Cradles are interesting period pieces, and this one is a good example of the style of the late nineteenth century into the early twentieth century.
The spindles might be oak, but the bent frame is probably ash. The slight cracking of those two pieces is normal, and they should remain stable hereafter.
If the mattress appears to be old, it most likely is original. Cradles did not receive heavy wear, as the baby-occupants were in them usually less than a year. The homespun mattress is an asset in considering the cradle’s overall value.
Cradles are indicative of the truth that antiques are commodities, the values of which come and go. At present, cradles do not bring as much as they did 30 years ago. In the 1950s using them in living rooms and dens as magazine holders was the decorating rage, consequently they brought higher prices as the demand was great. That fad seems to have abated, and now cradles are more difficult to sell. This one is worth $175, a significantly lower sum than it would have been some years ago.
My mother was part of the demand movement when cradles were popular, and the one she bought in the Shenandoah Valley over 50 years ago, served more recently not as a magazine rack, but as our two children’s first bed for the initial year of their lives.
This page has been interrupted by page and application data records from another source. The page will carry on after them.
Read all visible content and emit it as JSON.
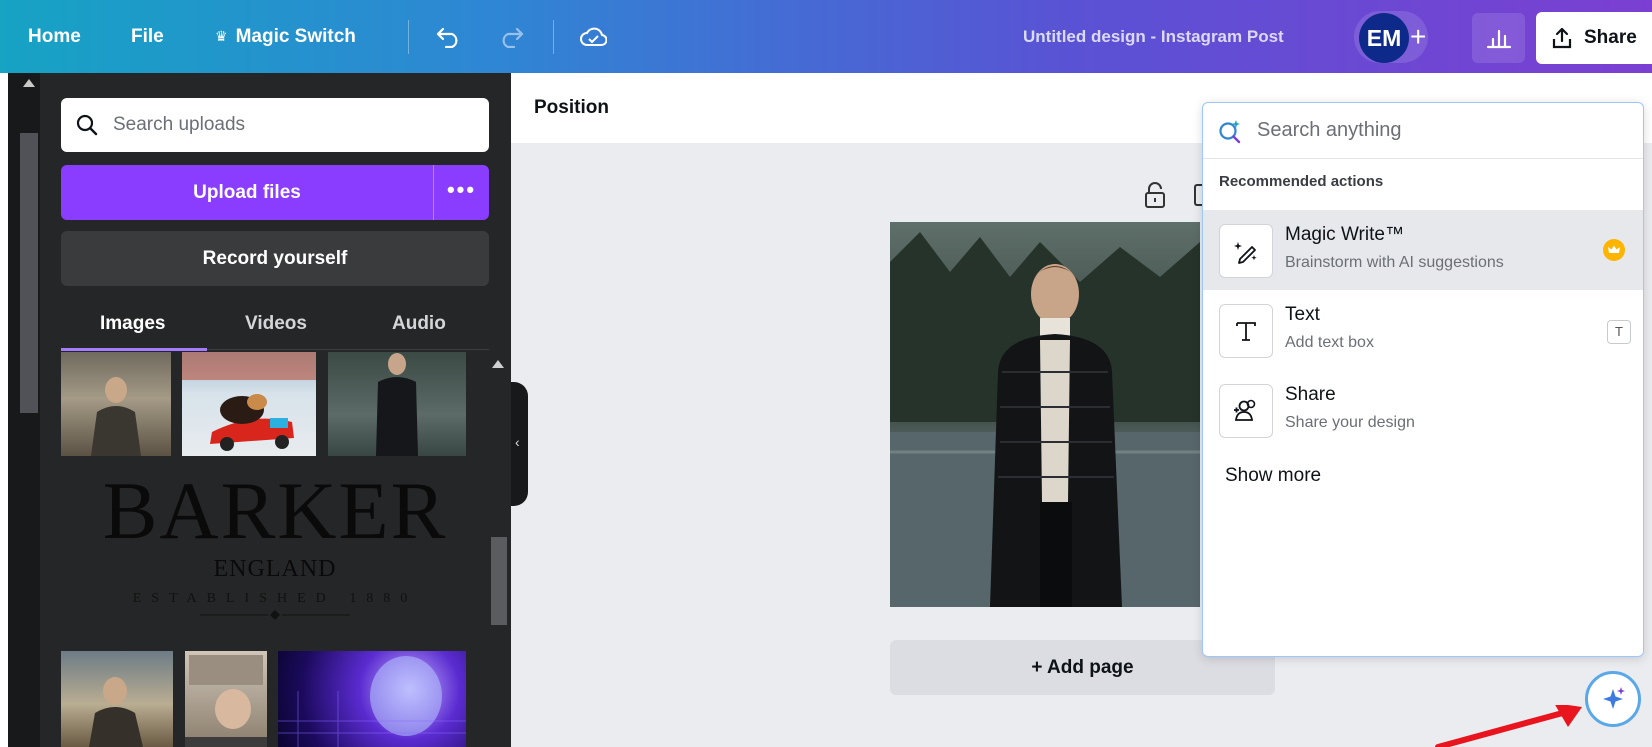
{
  "topbar": {
    "home": "Home",
    "file": "File",
    "magic_switch": "Magic Switch",
    "design_title": "Untitled design - Instagram Post",
    "avatar_initials": "EM",
    "share": "Share"
  },
  "uploads_panel": {
    "search_placeholder": "Search uploads",
    "upload_button": "Upload files",
    "more_options": "•••",
    "record_button": "Record yourself",
    "tabs": [
      "Images",
      "Videos",
      "Audio"
    ],
    "active_tab": "Images",
    "logo_lines": [
      "BARKER",
      "ENGLAND",
      "ESTABLISHED 1880"
    ]
  },
  "editor": {
    "context_label": "Position",
    "add_page": "+ Add page"
  },
  "command_popup": {
    "search_placeholder": "Search anything",
    "section_title": "Recommended actions",
    "actions": [
      {
        "title": "Magic Write™",
        "subtitle": "Brainstorm with AI suggestions",
        "icon": "magic-write-icon",
        "badge": "crown-icon"
      },
      {
        "title": "Text",
        "subtitle": "Add text box",
        "icon": "text-icon",
        "shortcut": "T"
      },
      {
        "title": "Share",
        "subtitle": "Share your design",
        "icon": "share-people-icon"
      }
    ],
    "show_more": "Show more"
  },
  "colors": {
    "accent_purple": "#8b3dff",
    "panel_dark": "#252627",
    "crown_gold": "#ffb400",
    "arrow_red": "#e8141e"
  }
}
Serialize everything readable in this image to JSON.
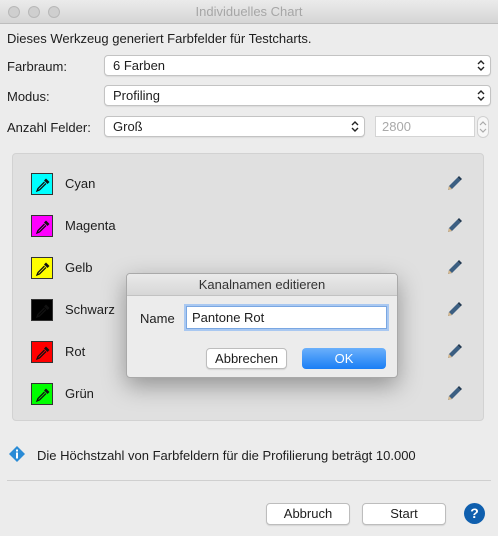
{
  "window": {
    "title": "Individuelles Chart"
  },
  "intro": "Dieses Werkzeug generiert Farbfelder für Testcharts.",
  "fields": {
    "farbraum": {
      "label": "Farbraum:",
      "value": "6 Farben"
    },
    "modus": {
      "label": "Modus:",
      "value": "Profiling"
    },
    "anzahl": {
      "label": "Anzahl Felder:",
      "value": "Groß",
      "number": "2800"
    }
  },
  "channels": [
    {
      "name": "Cyan",
      "color": "#00ffff"
    },
    {
      "name": "Magenta",
      "color": "#ff00ff"
    },
    {
      "name": "Gelb",
      "color": "#ffff00"
    },
    {
      "name": "Schwarz",
      "color": "#000000"
    },
    {
      "name": "Rot",
      "color": "#ff0000"
    },
    {
      "name": "Grün",
      "color": "#00ff00"
    }
  ],
  "info": "Die Höchstzahl von Farbfeldern für die Profilierung beträgt 10.000",
  "buttons": {
    "abbruch": "Abbruch",
    "start": "Start",
    "help": "?"
  },
  "dialog": {
    "title": "Kanalnamen editieren",
    "name_label": "Name",
    "name_value": "Pantone Rot",
    "cancel": "Abbrechen",
    "ok": "OK"
  }
}
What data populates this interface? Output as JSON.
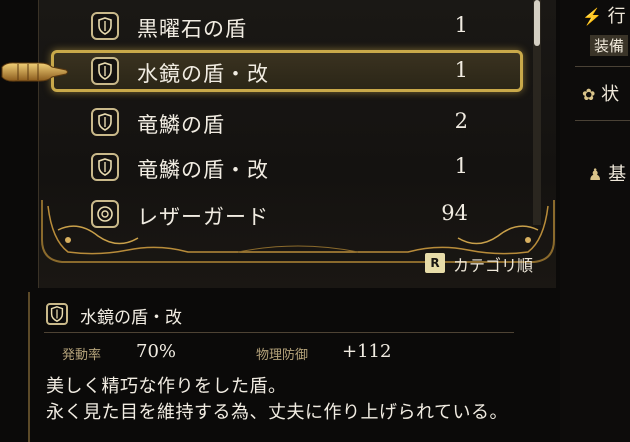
{
  "items": [
    {
      "name": "黒曜石の盾",
      "qty": "1",
      "icon": "shield-icon"
    },
    {
      "name": "水鏡の盾・改",
      "qty": "1",
      "icon": "shield-icon"
    },
    {
      "name": "竜鱗の盾",
      "qty": "2",
      "icon": "shield-icon"
    },
    {
      "name": "竜鱗の盾・改",
      "qty": "1",
      "icon": "shield-icon"
    },
    {
      "name": "レザーガード",
      "qty": "94",
      "icon": "round-shield-icon"
    }
  ],
  "selected_index": 1,
  "sort": {
    "key": "R",
    "label": "カテゴリ順"
  },
  "side_menu": [
    "行",
    "装備",
    "状",
    "基"
  ],
  "detail": {
    "title": "水鏡の盾・改",
    "stats": [
      {
        "label": "発動率",
        "value": "70%"
      },
      {
        "label": "物理防御",
        "value": "+112"
      }
    ],
    "description": [
      "美しく精巧な作りをした盾。",
      "永く見た目を維持する為、丈夫に作り上げられている。"
    ]
  },
  "colors": {
    "accent": "#c9a94a",
    "text": "#f1ece2",
    "label": "#b5a37a"
  }
}
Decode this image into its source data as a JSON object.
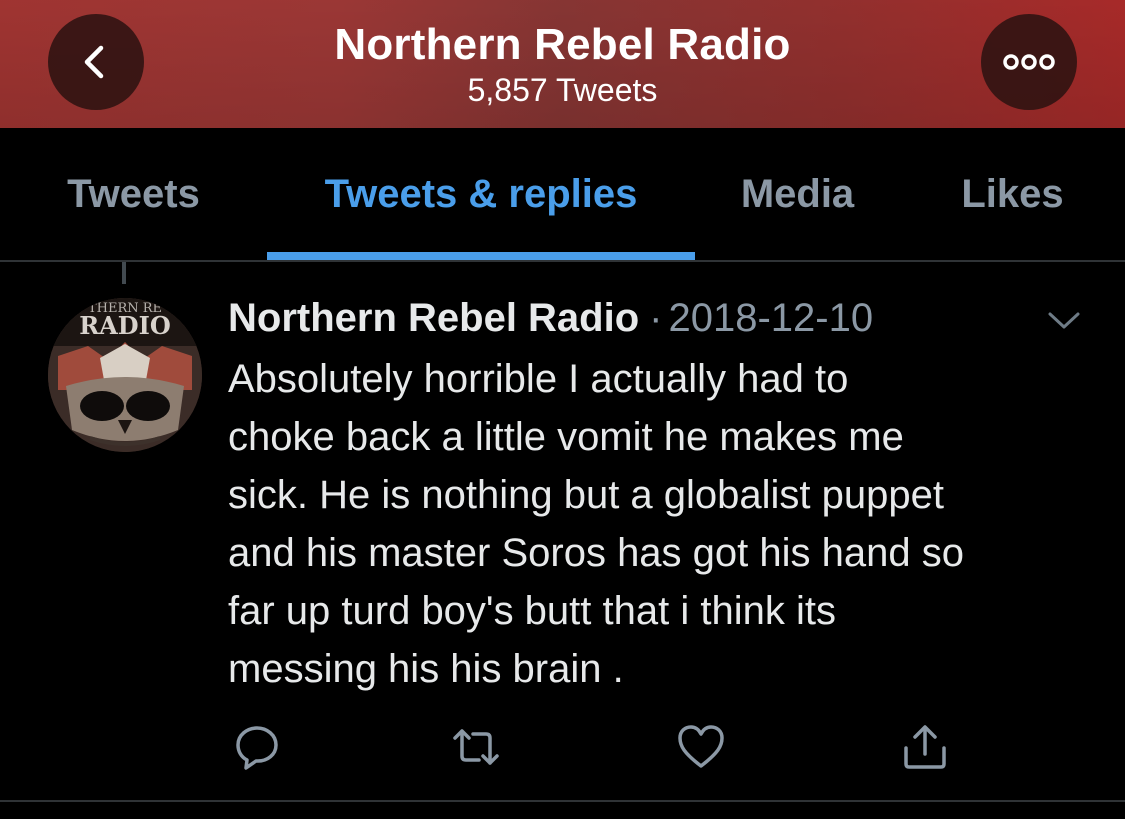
{
  "header": {
    "title": "Northern Rebel Radio",
    "subtitle": "5,857 Tweets",
    "back_icon": "chevron-left-icon",
    "more_icon": "ellipsis-icon",
    "gradient_colors": [
      "#a83734",
      "#b02c2b"
    ]
  },
  "tabs": [
    {
      "label": "Tweets",
      "active": false
    },
    {
      "label": "Tweets & replies",
      "active": true
    },
    {
      "label": "Media",
      "active": false
    },
    {
      "label": "Likes",
      "active": false
    }
  ],
  "tweet": {
    "avatar_text_top": "THERN RE",
    "avatar_text_main": "RADIO",
    "author": "Northern Rebel Radio",
    "separator": "·",
    "date": "2018-12-10",
    "lines": [
      "Absolutely horrible I actually had to",
      "choke back a little vomit he makes me",
      "sick. He is nothing but a globalist puppet",
      "and his master Soros has got his hand so",
      "far up turd boy's butt that i think its",
      "messing his his brain ."
    ],
    "actions": [
      "reply-icon",
      "retweet-icon",
      "like-icon",
      "share-icon"
    ]
  },
  "colors": {
    "accent": "#4a9eea",
    "background": "#000000",
    "text": "#e7e9ea",
    "muted": "#8b98a5"
  }
}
My wife made a new mattress for it, and it worked quite well in its original function.
As to the future, popularity is relative, and undoubtedly one day cradles will make a comeback on the market. In the meantime, keep rocking.